Voyagers at a sufficient running time of 108 minutes, is basically cut from original cloth unless you count the 1990 film mentioned earlier (see first paragraph). Edited cleanly, stealth in its violence, and cast almost perfectly (Tye Sheridan, Lily-Rose Depp, and Colin Farrell are really good here), Voyagers only suffers from a pat and speedy ending that sort of wraps everything up in a nice neat bow. Whatev. It's about the journey here or should I say, the journey of 86 years from our planet. Voyagers revels in cinematic conflict as its characters let natural selection and vacuumed Darwinism weed itself out. Good peregrination. 

Written by Jesse Burleson

Monday, November 1, 2021

The Conjuring: The Devil Made Me Do It 2021 * * 1/2 Stars


I saw the first Conjuring flick and I thought it was meh. I've never seen the second Conjuring installment (aptly titled The Conjuring 2). Now it's Halloween and yeah, I might as well watch a little fright fare. Why not The Conjuring: The Devil Made Me Do It. I mean why not. 

Anyway "Devil" is a modern-day horror pic even though it takes place in 1981. I say it's modern-day because it has those jump scares that are seen so often and don't really terrify you internally.
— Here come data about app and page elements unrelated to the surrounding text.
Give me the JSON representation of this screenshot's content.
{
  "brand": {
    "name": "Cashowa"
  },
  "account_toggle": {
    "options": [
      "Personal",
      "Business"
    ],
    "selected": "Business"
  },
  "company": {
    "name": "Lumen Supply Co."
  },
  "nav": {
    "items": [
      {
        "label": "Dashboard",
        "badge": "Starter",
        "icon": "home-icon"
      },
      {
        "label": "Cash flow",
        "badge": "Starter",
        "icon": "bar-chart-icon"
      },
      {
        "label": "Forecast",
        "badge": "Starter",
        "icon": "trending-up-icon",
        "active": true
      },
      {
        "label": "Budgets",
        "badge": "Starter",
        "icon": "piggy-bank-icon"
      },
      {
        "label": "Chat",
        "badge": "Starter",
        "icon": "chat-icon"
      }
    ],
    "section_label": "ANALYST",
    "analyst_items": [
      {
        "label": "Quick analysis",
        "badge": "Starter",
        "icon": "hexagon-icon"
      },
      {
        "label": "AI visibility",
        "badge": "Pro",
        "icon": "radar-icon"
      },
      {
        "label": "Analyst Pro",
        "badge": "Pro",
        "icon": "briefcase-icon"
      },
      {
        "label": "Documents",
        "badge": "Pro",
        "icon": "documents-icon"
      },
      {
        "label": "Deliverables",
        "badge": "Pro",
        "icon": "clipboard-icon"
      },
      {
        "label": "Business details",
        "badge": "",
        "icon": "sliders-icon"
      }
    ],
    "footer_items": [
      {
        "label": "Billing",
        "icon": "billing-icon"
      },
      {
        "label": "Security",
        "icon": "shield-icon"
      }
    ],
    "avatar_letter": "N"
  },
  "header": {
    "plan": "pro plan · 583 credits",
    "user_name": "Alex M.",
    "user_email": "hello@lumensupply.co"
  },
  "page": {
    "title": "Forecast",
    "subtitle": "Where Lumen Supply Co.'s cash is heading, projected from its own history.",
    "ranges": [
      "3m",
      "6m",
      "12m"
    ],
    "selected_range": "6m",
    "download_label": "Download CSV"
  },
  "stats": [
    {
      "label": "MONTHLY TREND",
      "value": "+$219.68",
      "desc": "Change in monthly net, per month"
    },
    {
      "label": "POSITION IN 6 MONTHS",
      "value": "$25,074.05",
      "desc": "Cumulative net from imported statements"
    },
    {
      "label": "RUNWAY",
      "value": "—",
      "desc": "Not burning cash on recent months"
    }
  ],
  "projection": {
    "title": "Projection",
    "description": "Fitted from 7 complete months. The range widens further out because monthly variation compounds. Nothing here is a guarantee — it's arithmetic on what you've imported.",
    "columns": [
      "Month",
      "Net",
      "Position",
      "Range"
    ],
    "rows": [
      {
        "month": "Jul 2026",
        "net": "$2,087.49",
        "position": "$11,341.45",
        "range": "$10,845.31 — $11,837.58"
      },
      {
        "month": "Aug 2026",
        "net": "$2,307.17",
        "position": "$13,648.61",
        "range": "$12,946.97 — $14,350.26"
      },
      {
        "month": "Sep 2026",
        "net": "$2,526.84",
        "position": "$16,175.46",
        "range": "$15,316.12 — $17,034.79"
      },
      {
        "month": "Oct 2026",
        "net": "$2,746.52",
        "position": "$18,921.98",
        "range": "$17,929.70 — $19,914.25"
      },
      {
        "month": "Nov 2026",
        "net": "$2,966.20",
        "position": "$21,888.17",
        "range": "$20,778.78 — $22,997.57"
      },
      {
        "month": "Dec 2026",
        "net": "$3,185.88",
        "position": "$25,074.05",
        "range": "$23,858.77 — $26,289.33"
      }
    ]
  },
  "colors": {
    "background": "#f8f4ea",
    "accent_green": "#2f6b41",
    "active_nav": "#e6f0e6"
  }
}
There's also that MTV-style editing we see so much of in today's fear fest assembly line (in MTV's defense, they did start their inception in '81). 

Finally, there's that whole follow-up faze and revisiting of stuff from years past. Examples: The Conjuring: The Devil Made Me Do It has an opening shot that feels like something out of The Exorcist. Added to that, the possessed dude in "Devil" looks like the possessed dude in Amityville II: The Possession (Sonny Montelli). And just for kicks and giggles, the afreet in "Devil" targets a family just like in those Paranormal Activity vehicles. Need I say more.

"Devil" is a June 2021 release that has the look and texture of an episode of Paranormal Witness. It chronicles the Warrens (who else?) as they investigate the demonic bewitching of a young, contortionist man who committed murder. "Devil" is directed by Michael Chaves, a sort of meat and potatoes filmmaker whose 3rd Conjuring is decently well-made and suitably plotted. Sadly though, we've seen this whole movie before (no pun intended). 

"Devil" is a sequel of a sequel that knows it's a sequel. It's a continuation of something prosaic, a new chapter of real-life paranormal investigators who just happen to stumble upon some more demonic mumbo jumbo. Patrick Wilson and Vera Farmiga do a decent job in their Warren portrayals. But if what's on screen isn't bone-chillingly scary, there's no need to "conjure" up anything but a mixed review. 

Written by Jesse Burleson